## What this task involves:
Using the entries below, output exactly the lines from the one containing "What's the underlying" through the final line, both included, and no others.

BEGIN Records for this exercise

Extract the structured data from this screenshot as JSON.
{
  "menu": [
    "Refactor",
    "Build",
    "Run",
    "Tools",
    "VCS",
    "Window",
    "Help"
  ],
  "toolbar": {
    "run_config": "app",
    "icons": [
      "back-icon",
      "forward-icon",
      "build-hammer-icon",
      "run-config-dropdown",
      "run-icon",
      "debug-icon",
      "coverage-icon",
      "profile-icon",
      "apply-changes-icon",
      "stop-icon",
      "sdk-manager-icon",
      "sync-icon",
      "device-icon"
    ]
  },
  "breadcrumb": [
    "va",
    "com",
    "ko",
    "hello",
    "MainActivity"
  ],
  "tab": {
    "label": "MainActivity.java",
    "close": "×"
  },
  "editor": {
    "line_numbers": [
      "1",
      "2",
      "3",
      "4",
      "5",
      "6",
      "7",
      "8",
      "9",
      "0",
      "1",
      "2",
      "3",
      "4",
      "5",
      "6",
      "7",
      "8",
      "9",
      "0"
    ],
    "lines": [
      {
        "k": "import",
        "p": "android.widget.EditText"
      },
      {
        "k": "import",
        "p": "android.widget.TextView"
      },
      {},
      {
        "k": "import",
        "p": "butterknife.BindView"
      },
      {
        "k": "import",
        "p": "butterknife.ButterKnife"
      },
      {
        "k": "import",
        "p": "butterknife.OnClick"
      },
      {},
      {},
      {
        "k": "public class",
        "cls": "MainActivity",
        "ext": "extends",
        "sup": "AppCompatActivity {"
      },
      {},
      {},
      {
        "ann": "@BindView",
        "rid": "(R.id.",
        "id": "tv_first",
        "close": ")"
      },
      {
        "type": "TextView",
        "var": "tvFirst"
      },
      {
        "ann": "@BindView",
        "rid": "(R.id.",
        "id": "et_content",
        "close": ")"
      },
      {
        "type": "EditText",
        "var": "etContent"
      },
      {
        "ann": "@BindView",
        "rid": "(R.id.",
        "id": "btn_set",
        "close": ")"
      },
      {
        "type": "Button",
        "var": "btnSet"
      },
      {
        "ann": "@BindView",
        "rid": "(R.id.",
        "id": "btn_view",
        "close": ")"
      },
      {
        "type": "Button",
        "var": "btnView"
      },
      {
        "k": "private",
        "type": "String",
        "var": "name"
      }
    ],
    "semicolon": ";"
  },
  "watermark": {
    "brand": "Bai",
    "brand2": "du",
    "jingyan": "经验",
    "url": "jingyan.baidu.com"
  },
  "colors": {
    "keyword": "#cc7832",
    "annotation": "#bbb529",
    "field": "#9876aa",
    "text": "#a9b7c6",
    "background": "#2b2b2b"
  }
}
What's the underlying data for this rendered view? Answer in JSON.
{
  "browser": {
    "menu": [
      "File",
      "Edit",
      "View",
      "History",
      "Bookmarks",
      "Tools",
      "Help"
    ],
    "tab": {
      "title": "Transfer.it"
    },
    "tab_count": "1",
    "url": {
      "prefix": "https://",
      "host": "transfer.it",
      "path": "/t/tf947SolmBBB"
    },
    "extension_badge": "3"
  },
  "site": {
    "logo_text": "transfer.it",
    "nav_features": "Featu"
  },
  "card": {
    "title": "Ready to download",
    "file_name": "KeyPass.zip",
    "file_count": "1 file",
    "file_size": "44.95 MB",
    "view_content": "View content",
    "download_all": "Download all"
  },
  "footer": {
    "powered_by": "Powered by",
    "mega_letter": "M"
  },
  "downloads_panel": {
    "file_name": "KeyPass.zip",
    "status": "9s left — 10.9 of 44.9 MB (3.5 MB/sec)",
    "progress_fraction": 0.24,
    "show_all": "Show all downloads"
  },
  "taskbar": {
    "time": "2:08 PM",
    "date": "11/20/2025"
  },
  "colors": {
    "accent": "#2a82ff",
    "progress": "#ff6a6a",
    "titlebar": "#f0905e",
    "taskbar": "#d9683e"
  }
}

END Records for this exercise

## Task solution:
What's the underlying data for this rendered view? Answer in JSON.
{
  "browser": {
    "menu": [
      "File",
      "Edit",
      "View",
      "History",
      "Bookmarks",
      "Tools",
      "Help"
    ],
    "tab": {
      "title": "Transfer.it"
    },
    "tab_count": "1",
    "url": {
      "prefix": "https://",
      "host": "transfer.it",
      "path": "/t/tf947SolmBBB"
    },
    "extension_badge": "3"
  },
  "site": {
    "logo_text": "transfer.it",
    "nav_features": "Featu"
  },
  "card": {
    "title": "Ready to download",
    "file_name": "KeyPass.zip",
    "file_count": "1 file",
    "file_size": "44.95 MB",
    "view_content": "View content",
    "download_all": "Download all"
  },
  "footer": {
    "powered_by": "Powered by",
    "mega_letter": "M"
  },
  "downloads_panel": {
    "file_name": "KeyPass.zip",
    "status": "9s left — 10.9 of 44.9 MB (3.5 MB/sec)",
    "progress_fraction": 0.24,
    "show_all": "Show all downloads"
  },
  "taskbar": {
    "time": "2:08 PM",
    "date": "11/20/2025"
  },
  "colors": {
    "accent": "#2a82ff",
    "progress": "#ff6a6a",
    "titlebar": "#f0905e",
    "taskbar": "#d9683e"
  }
}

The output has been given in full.